Image credit: DoD photo by Senior Airman John Nieves Camacho, U.S. Air Force/Released
ReportsRisky Business: Future Strategy and Force Options for the Defense Department
To consider the next defense strategy and the tradeoffs associated with different options, we developed three possible strategies—high-end deterrence, day-to-day competition, ...
By Stacie Pettyjohn, Becca Wasser & Jennie Matuschak
ReportsDangerous Straits: Wargaming a Future Conflict over Taiwan
Until recently, U.S. policymakers and subject matter experts have viewed the People’s Republic of China’s (PRC’s) forcible unification with Taiwan as a distant threat. But the...

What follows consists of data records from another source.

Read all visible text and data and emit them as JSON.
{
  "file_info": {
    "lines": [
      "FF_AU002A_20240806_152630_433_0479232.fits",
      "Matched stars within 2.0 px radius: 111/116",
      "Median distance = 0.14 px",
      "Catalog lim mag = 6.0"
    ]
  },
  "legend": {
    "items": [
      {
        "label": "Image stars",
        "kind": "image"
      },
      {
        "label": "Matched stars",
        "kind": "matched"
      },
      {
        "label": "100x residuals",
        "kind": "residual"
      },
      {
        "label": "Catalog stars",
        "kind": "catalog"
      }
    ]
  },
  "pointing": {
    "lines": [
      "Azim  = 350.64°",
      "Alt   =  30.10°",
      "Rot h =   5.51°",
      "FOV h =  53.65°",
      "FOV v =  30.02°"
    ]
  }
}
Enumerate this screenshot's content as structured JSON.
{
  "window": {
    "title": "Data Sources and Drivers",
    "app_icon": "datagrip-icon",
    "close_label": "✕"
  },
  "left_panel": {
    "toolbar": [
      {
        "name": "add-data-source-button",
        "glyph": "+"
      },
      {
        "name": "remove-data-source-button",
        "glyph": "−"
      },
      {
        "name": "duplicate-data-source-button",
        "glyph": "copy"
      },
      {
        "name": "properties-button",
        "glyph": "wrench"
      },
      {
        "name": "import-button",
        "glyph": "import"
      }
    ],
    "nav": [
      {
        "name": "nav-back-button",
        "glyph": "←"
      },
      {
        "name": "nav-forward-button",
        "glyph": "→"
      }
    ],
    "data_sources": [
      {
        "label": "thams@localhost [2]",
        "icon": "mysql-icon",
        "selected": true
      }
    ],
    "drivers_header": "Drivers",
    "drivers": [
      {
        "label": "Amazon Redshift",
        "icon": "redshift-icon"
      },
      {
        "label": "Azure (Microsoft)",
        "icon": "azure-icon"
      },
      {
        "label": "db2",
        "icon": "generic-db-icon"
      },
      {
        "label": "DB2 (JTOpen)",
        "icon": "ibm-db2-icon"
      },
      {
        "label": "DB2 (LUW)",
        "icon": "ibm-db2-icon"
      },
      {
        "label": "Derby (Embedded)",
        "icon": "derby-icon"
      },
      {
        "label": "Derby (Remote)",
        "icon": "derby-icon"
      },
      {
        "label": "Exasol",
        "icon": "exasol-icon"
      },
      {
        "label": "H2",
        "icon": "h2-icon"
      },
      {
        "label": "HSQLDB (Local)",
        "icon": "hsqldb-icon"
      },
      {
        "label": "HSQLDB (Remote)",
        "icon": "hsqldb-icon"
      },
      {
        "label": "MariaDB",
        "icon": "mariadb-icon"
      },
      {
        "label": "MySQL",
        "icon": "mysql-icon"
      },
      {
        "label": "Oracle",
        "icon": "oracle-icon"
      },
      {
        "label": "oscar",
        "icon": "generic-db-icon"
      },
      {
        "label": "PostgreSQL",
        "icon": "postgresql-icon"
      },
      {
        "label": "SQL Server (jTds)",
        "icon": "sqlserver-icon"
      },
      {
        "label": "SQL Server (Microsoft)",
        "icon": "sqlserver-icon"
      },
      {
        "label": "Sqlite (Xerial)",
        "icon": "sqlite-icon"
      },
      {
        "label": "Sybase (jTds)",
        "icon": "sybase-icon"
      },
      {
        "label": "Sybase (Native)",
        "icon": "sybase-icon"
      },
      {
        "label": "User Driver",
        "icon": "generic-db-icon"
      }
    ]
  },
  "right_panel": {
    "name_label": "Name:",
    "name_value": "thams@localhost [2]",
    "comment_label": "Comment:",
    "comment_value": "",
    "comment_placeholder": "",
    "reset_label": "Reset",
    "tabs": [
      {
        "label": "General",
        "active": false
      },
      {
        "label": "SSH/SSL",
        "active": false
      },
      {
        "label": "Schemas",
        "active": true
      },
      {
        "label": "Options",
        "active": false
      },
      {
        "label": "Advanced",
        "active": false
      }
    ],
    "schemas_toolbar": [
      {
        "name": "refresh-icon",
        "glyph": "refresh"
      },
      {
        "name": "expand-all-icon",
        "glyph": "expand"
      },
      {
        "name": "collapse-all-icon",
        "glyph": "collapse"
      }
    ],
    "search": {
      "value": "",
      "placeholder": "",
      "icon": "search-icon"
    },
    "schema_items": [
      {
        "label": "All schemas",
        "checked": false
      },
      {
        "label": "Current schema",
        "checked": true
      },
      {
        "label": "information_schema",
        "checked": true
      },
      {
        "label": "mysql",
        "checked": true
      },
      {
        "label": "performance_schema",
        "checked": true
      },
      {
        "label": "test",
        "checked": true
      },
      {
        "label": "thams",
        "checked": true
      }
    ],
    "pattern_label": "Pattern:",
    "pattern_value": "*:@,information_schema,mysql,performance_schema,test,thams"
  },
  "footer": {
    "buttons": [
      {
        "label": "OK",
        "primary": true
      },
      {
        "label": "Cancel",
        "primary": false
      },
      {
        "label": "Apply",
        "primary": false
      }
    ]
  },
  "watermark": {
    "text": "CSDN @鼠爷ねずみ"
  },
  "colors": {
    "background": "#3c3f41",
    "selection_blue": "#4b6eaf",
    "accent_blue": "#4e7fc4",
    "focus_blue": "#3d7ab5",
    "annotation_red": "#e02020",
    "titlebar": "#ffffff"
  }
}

By Stacie Pettyjohn, Becca Wasser & Chris Dougherty
ReportsLong Shadows: Deterrence in a Multipolar Nuclear Age
This report examines the nuclear policies and postures of the United States and its three primary nuclear adversaries: China, Russia, and North Korea. It concludes that the wo...
By Stacie Pettyjohn & Jennie Matuschak